The word "title" marks the lines to find; copy every such line from the data below.
══════════
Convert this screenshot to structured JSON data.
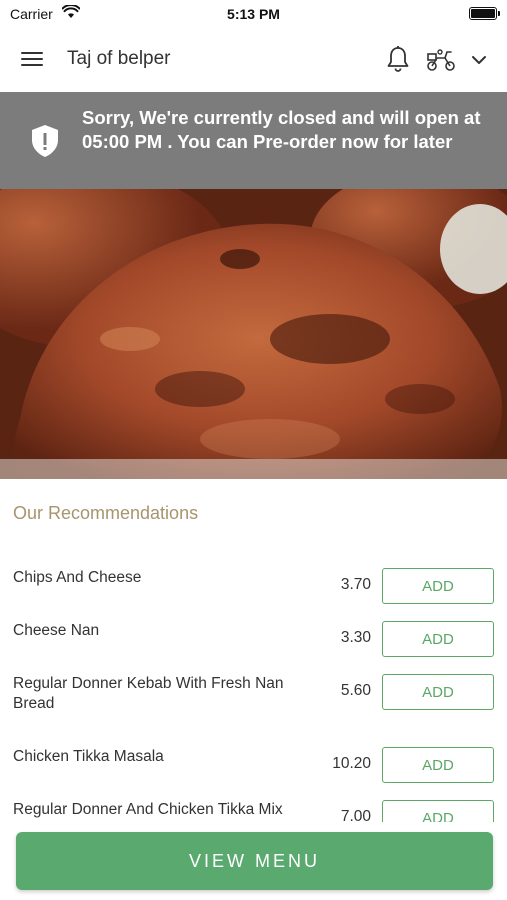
{
  "status_bar": {
    "carrier": "Carrier",
    "time": "5:13 PM"
  },
  "header": {
    "restaurant_name": "Taj of belper",
    "icons": [
      "menu-icon",
      "bell-icon",
      "delivery-scooter-icon",
      "chevron-down-icon"
    ]
  },
  "banner": {
    "message": "Sorry, We're currently closed and will open at 05:00 PM . You can Pre-order now for later",
    "icon": "shield-alert-icon",
    "background": "#7c7c7c"
  },
  "recommendations": {
    "title": "Our Recommendations",
    "items": [
      {
        "name": "Chips And Cheese",
        "price": "3.70",
        "action": "ADD"
      },
      {
        "name": "Cheese Nan",
        "price": "3.30",
        "action": "ADD"
      },
      {
        "name": "Regular Donner Kebab With Fresh Nan Bread",
        "price": "5.60",
        "action": "ADD"
      },
      {
        "name": "Chicken Tikka Masala",
        "price": "10.20",
        "action": "ADD"
      },
      {
        "name": "Regular Donner And Chicken Tikka Mix",
        "price": "7.00",
        "action": "ADD"
      }
    ]
  },
  "footer": {
    "view_menu_label": "VIEW MENU",
    "accent": "#5aaa70"
  }
}
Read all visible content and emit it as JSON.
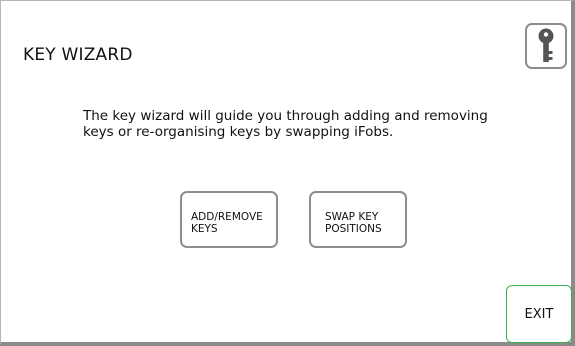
{
  "header": {
    "title": "KEY WIZARD",
    "key_icon": "key-icon"
  },
  "main": {
    "intro_text": "The key wizard will guide you through adding and removing keys or re-organising keys by swapping iFobs.",
    "add_remove_label": "ADD/REMOVE\nKEYS",
    "swap_label": "SWAP KEY\nPOSITIONS"
  },
  "footer": {
    "exit_label": "EXIT"
  },
  "colors": {
    "exit_border": "#3fb04a",
    "button_border": "#8e8e8e",
    "icon_fill": "#555555"
  }
}
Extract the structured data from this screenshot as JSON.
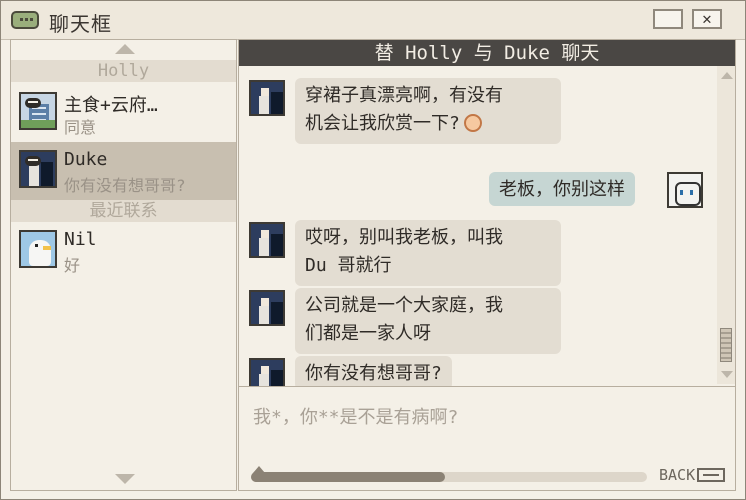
{
  "window": {
    "title": "聊天框",
    "close_glyph": "✕"
  },
  "sidebar": {
    "sections": [
      {
        "header": "Holly",
        "contacts": [
          {
            "name": "主食+云府…",
            "last_message": "同意",
            "avatar": "building-avatar"
          },
          {
            "name": "Duke",
            "last_message": "你有没有想哥哥?",
            "avatar": "duke-avatar",
            "selected": true
          }
        ]
      },
      {
        "header": "最近联系",
        "contacts": [
          {
            "name": "Nil",
            "last_message": "好",
            "avatar": "bird-avatar"
          }
        ]
      }
    ]
  },
  "chat": {
    "header": "替 Holly 与 Duke 聊天",
    "messages": [
      {
        "from": "Duke",
        "text": "穿裙子真漂亮啊，有没有机会让我欣赏一下?"
      },
      {
        "from": "me",
        "text": "老板，你别这样"
      },
      {
        "from": "Duke",
        "text": "哎呀，别叫我老板，叫我Du 哥就行"
      },
      {
        "from": "Duke",
        "text": "公司就是一个大家庭，我们都是一家人呀"
      },
      {
        "from": "Duke",
        "text": "你有没有想哥哥?"
      }
    ],
    "message_lines": {
      "m1_line1": "穿裙子真漂亮啊，有没有",
      "m1_line2": "机会让我欣赏一下?",
      "m3_line1": "哎呀，别叫我老板，叫我",
      "m3_line2": "Du 哥就行",
      "m4_line1": "公司就是一个大家庭，我",
      "m4_line2": "们都是一家人呀"
    },
    "input_text": "我*，你**是不是有病啊?",
    "progress": 0.49,
    "back_label": "BACK"
  },
  "icons": [
    "app-chat-icon",
    "minimize-icon",
    "close-icon",
    "scroll-up-icon",
    "scroll-down-icon",
    "back-arrow-icon",
    "smile-emoji-icon"
  ]
}
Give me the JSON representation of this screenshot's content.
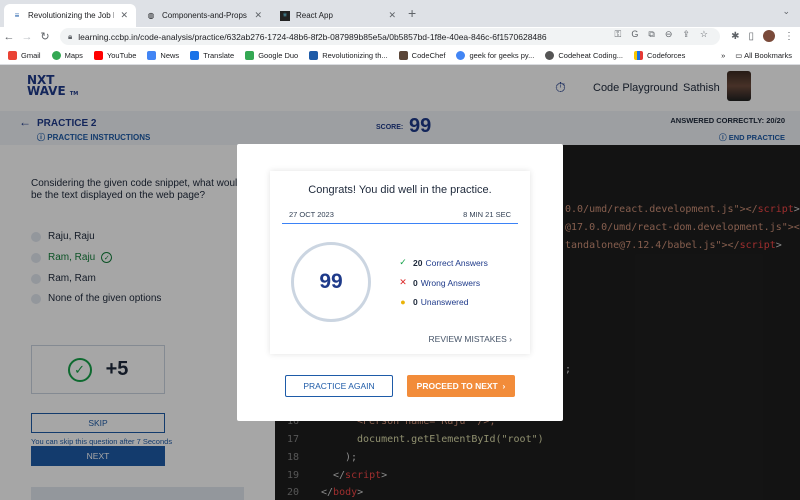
{
  "browser": {
    "tabs": [
      {
        "title": "Revolutionizing the Job Marke",
        "favicon": "ccbp-icon"
      },
      {
        "title": "Components-and-Props — CC",
        "favicon": "globe-icon"
      },
      {
        "title": "React App",
        "favicon": "react-icon"
      }
    ],
    "url": "learning.ccbp.in/code-analysis/practice/632ab276-1724-48b6-8f2b-087989b85e5a/0b5857bd-1f8e-40ea-846c-6f1570628486",
    "bookmarks": [
      "Gmail",
      "Maps",
      "YouTube",
      "News",
      "Translate",
      "Google Duo",
      "Revolutionizing th...",
      "CodeChef",
      "geek for geeks py...",
      "Codeheat Coding...",
      "Codeforces"
    ],
    "all_bookmarks": "All Bookmarks"
  },
  "header": {
    "logo_line1": "NXT",
    "logo_line2": "WAVE",
    "logo_tm": "TM",
    "playground": "Code Playground",
    "user": "Sathish"
  },
  "subheader": {
    "practice": "PRACTICE 2",
    "instructions": "PRACTICE INSTRUCTIONS",
    "score_label": "SCORE:",
    "score_value": "99",
    "answered": "ANSWERED CORRECTLY: 20/20",
    "end_practice": "END PRACTICE"
  },
  "question": {
    "text": "Considering the given code snippet, what would be the text displayed on the web page?",
    "options": [
      "Raju, Raju",
      "Ram, Raju",
      "Ram, Ram",
      "None of the given options"
    ],
    "plus_points": "+5",
    "skip": "SKIP",
    "skip_note": "You can skip this question after 7 Seconds",
    "next": "NEXT"
  },
  "code": {
    "line1_tail": "0.0/umd/react.development.js\"></",
    "line1_tag": "script",
    "line2_tail": "@17.0.0/umd/react-dom.development.js\"></",
    "line3_tail": "tandalone@7.12.4/babel.js\"></",
    "line3_tag": "script",
    "mid_semicolon": ";",
    "line_person": "<Person name=\"Raju\" />,",
    "ln16": "16",
    "ln17": "17",
    "ln18": "18",
    "ln19": "19",
    "ln20": "20",
    "line17": "document.getElementById(\"root\")",
    "line18": ");",
    "line19_open": "</",
    "line19_tag": "script",
    "line19_close": ">",
    "line20_open": "</",
    "line20_tag": "body",
    "line20_close": ">"
  },
  "modal": {
    "congrats": "Congrats! You did well in the practice.",
    "date": "27 OCT 2023",
    "duration": "8 MIN 21 SEC",
    "score": "99",
    "correct_count": "20",
    "correct_label": "Correct Answers",
    "wrong_count": "0",
    "wrong_label": "Wrong Answers",
    "unanswered_count": "0",
    "unanswered_label": "Unanswered",
    "review": "REVIEW MISTAKES",
    "practice_again": "PRACTICE AGAIN",
    "proceed": "PROCEED TO NEXT"
  }
}
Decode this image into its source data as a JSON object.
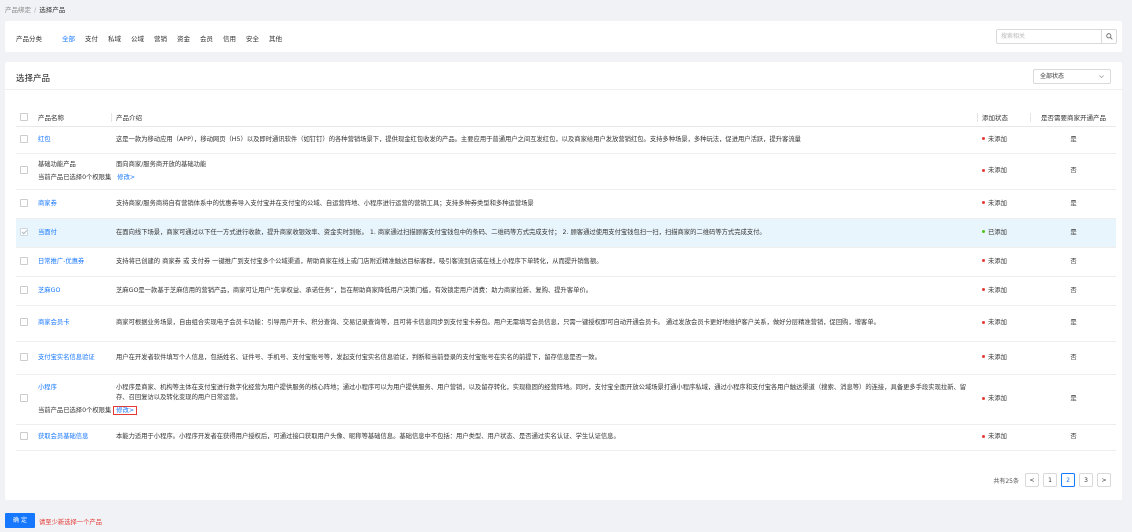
{
  "breadcrumb": {
    "parent": "产品绑定",
    "separator": "/",
    "current": "选择产品"
  },
  "filter": {
    "label": "产品分类",
    "categories": [
      "全部",
      "支付",
      "私域",
      "公域",
      "营销",
      "资金",
      "会员",
      "信用",
      "安全",
      "其他"
    ],
    "active": "全部",
    "search_placeholder": "搜索相关"
  },
  "main": {
    "title": "选择产品",
    "status_select": "全部状态"
  },
  "table": {
    "headers": {
      "name": "产品名称",
      "intro": "产品介绍",
      "status": "添加状态",
      "merchant": "是否需要商家开通产品"
    },
    "rows": [
      {
        "name": "红包",
        "link": true,
        "intro": "这是一款为移动应用（APP），移动网页（H5）以及即时通讯软件（如钉钉）的各种营销场景下，提供现金红包收发的产品。主要应用于普通用户之间互发红包，以及商家给用户发放营销红包。支持多种场景，多种玩法，促进用户活跃，提升客流量",
        "status": "未添加",
        "merchant": "是"
      },
      {
        "name": "基础功能产品",
        "link": false,
        "intro": "面向商家/服务商开放的基础功能",
        "status": "未添加",
        "merchant": "否",
        "sub": "当前产品已选择0个权限集",
        "edit": "修改>"
      },
      {
        "name": "商家券",
        "link": true,
        "intro": "支持商家/服务商将自有营销体系中的优惠券导入支付宝并在支付宝的公域、自运营阵地、小程序进行运营的营销工具；支持多种券类型和多种运营场景",
        "status": "未添加",
        "merchant": "是"
      },
      {
        "name": "当面付",
        "link": true,
        "intro": "在面向线下场景，商家可通过以下任一方式进行收款，提升商家收银效率、资金实时到账。 1. 商家通过扫描顾客支付宝钱包中的条码、二维码等方式完成支付； 2. 顾客通过使用支付宝钱包扫一扫，扫描商家的二维码等方式完成支付。",
        "status": "已添加",
        "merchant": "是",
        "selected": true
      },
      {
        "name": "日常推广-优惠券",
        "link": true,
        "intro": "支持将已创建的 商家券 或 支付券 一键推广到支付宝多个公域渠道，帮助商家在线上或门店附近精准触达目标客群，吸引客流到店或在线上小程序下单转化，从而提升销售额。",
        "status": "未添加",
        "merchant": "否"
      },
      {
        "name": "芝麻GO",
        "link": true,
        "intro": "芝麻GO是一款基于芝麻信用的营销产品，商家可让用户“先享权益、承诺任务”，旨在帮助商家降低用户决策门槛，有效锁定用户消费：助力商家拉新、复购、提升客单价。",
        "status": "未添加",
        "merchant": "否"
      },
      {
        "name": "商家会员卡",
        "link": true,
        "intro": "商家可根据业务场景，自由组合实现电子会员卡功能：引导用户开卡、积分查询、交易记录查询等，且可将卡信息同步到支付宝卡券包。用户无需填写会员信息，只需一键授权即可自动开通会员卡。 通过发放会员卡更好地维护客户关系，做好分层精准营销，促回购，增客单。",
        "status": "未添加",
        "merchant": "是"
      },
      {
        "name": "支付宝实名信息验证",
        "link": true,
        "intro": "用户在开发者软件填写个人信息，包括姓名、证件号、手机号、支付宝账号等，发起支付宝实名信息验证，判断和当前登录的支付宝账号在实名的前提下，留存信息是否一致。",
        "status": "未添加",
        "merchant": "否"
      },
      {
        "name": "小程序",
        "link": true,
        "intro": "小程序是商家、机构等主体在支付宝进行数字化经营为用户提供服务的核心阵地；通过小程序可以为用户提供服务、用户营销，以及留存转化，实现稳固的经营阵地。同时，支付宝全面开放公域场景打通小程序私域，通过小程序和支付宝各用户触达渠道（搜索、消息等）的连接，具备更多手段实现拉新、留存、召回复访以及转化变现的用户日常运营。",
        "status": "未添加",
        "merchant": "是",
        "sub": "当前产品已选择0个权限集",
        "edit": "修改>",
        "edit_boxed": true
      },
      {
        "name": "获取会员基础信息",
        "link": true,
        "intro": "本能力适用于小程序。小程序开发者在获得用户授权后，可通过接口获取用户头像、昵称等基础信息。基础信息中不包括：用户类型、用户状态、是否通过实名认证、学生认证信息。",
        "status": "未添加",
        "merchant": "否"
      }
    ]
  },
  "pagination": {
    "total": "共有25条",
    "prev": "<",
    "pages": [
      "1",
      "2",
      "3"
    ],
    "current": "2",
    "next": ">"
  },
  "footer": {
    "confirm": "确 定",
    "hint": "请至少新选择一个产品"
  },
  "colors": {
    "accent": "#1677ff",
    "danger": "#e53935",
    "success": "#52c41a",
    "selected_row": "#e9f5fc"
  }
}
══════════
## Written answer
    "title": "Our Recommendations",
    "title": "KEY WIZARD",
    "title": "聊天框",
        "title": "Revolutionizing the Job Marke",
        "title": "Components-and-Props — CC",
        "title": "React App",
    "title": "选择产品",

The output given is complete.